Before uploading the file, you must click to indicate whether the positions in the file should be added to the portfolio, without deleting any positions that are already in the portfolio, OR whether the positions in the file should entirely replace any positions already in the portfolio (I.e. positions currently in the portfolio will be deleted before the uploaded positions are stored). If no positions have previously been entered into the portfolio, this choice is not material. Click on the “Choose File” button to select a file from your computer drive, and then “Upload” to upload the file.
Once a portfolio has been populated with positions, the screen will look something like this:
The fund ticker symbols are live links. Click on a ticker symbol, and a complete Cost of Ownership report will be generated (in a new browser tab) for the given holding with applicable dollar value and tax status and rates.
There are a few elements on the screen that were neither present nor applicable to an empty portfolio. Top to bottom:
Just above the “Portfolio Positions” table, clicking the “Review Portfolio Costs” button will produce the cost analysis report for the entire portfolio. (An explanation of that page, below). The computation may take a few seconds to complete.

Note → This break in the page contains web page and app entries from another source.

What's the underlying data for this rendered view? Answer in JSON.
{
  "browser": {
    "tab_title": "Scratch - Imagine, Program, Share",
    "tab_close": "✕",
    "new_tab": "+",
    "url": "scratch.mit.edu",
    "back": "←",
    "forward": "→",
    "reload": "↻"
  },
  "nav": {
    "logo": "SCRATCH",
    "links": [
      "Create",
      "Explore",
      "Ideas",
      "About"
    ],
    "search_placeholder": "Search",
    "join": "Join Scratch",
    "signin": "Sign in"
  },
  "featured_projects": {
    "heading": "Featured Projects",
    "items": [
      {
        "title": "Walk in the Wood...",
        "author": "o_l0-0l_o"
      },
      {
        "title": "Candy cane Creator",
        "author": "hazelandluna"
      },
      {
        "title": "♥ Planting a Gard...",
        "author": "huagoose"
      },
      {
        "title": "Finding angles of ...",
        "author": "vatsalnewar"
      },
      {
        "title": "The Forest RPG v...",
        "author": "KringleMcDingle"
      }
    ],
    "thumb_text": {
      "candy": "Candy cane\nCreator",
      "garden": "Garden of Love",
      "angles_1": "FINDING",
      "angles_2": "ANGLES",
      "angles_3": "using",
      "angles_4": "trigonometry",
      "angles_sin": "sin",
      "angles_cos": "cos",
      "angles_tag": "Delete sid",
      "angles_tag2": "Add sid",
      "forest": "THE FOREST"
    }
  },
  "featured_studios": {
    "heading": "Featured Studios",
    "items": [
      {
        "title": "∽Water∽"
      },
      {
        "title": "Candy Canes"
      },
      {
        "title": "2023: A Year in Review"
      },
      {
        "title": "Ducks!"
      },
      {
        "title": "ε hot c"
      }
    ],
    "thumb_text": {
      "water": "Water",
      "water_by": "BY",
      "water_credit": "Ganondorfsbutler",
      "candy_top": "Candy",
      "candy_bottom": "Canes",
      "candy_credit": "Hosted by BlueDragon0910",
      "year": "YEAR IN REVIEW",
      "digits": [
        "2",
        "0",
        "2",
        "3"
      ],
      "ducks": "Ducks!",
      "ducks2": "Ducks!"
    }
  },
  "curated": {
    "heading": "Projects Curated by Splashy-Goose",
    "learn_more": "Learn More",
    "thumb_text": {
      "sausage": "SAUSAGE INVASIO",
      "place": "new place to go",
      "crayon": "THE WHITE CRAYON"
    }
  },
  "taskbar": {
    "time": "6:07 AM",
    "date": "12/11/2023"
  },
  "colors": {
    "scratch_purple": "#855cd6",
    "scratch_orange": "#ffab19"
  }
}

At the bottom of the “Portfolio Positions” table is the “Show Tax Lots” button. Clicking on this button will switch from displaying the summary positions as shown above to listing all tax lots for every position. This screen shot shows what that the Portfolio Positions table in tax lots mode looks like.
Here you can check boxes to mark individual lots for deletion from the portfolio, and click on the “Delete Checked Lots” button at bottom to effect their deletion. Clicking on the “Show Summary Positions” button will switch back to the summary table as in the previous screen shot.
Clicking the “Review Portfolio Costs” button (just above the Portfolio Positions table) will produce a report that looks like this:
The values in the column are computed as are the corresponding fields in the familiar Personal Fund cost analysis for a single mutual fund. The calculations assume that the “Amount Invested” was invested in the fund 12 months prior to the date of this report, and that the tax rates specified for the portfolio apply to the taxable funds. The “Basic Return %” and “Cost %” figures in the bottom “TOTAL” row are weighted by the value in each position. As with the portfolio listing on the “Portfolio Details” page, clicking on each fund ticker symbol will generate a complete Cost of Ownership report for the given holding.
Clicking on the “Return to the list of all of your portfolios” link below the table will take you to back to the main Portfolio page, which, now that we have created a portfolio looks like this
Notice that each row in this table has three buttons on the right end. The “Edit” button will take you to the “Portfolio Details” page where you can edit the tax rates or add positions to, or remove from the portfolio. The “Review” button performs the cost report in the previous screen shot. The “Delete” button deletes the portfolio and all of its positions.
You can create additional portfolios as shown at the top of this article.
We invite your feedback. Please let us know how well the Portfolio Analyzer addresses your needs, and please offer suggestions for updates and improvements. What additional information, if any, would you like to see in the reports? What additional questions, if any, would you like the analyzer to help answer for you now that portfolios can be entered and stored? Any and all of your comments are important to us.
Please contact us at email@example.com with any bug reports, questions, comments or suggestions.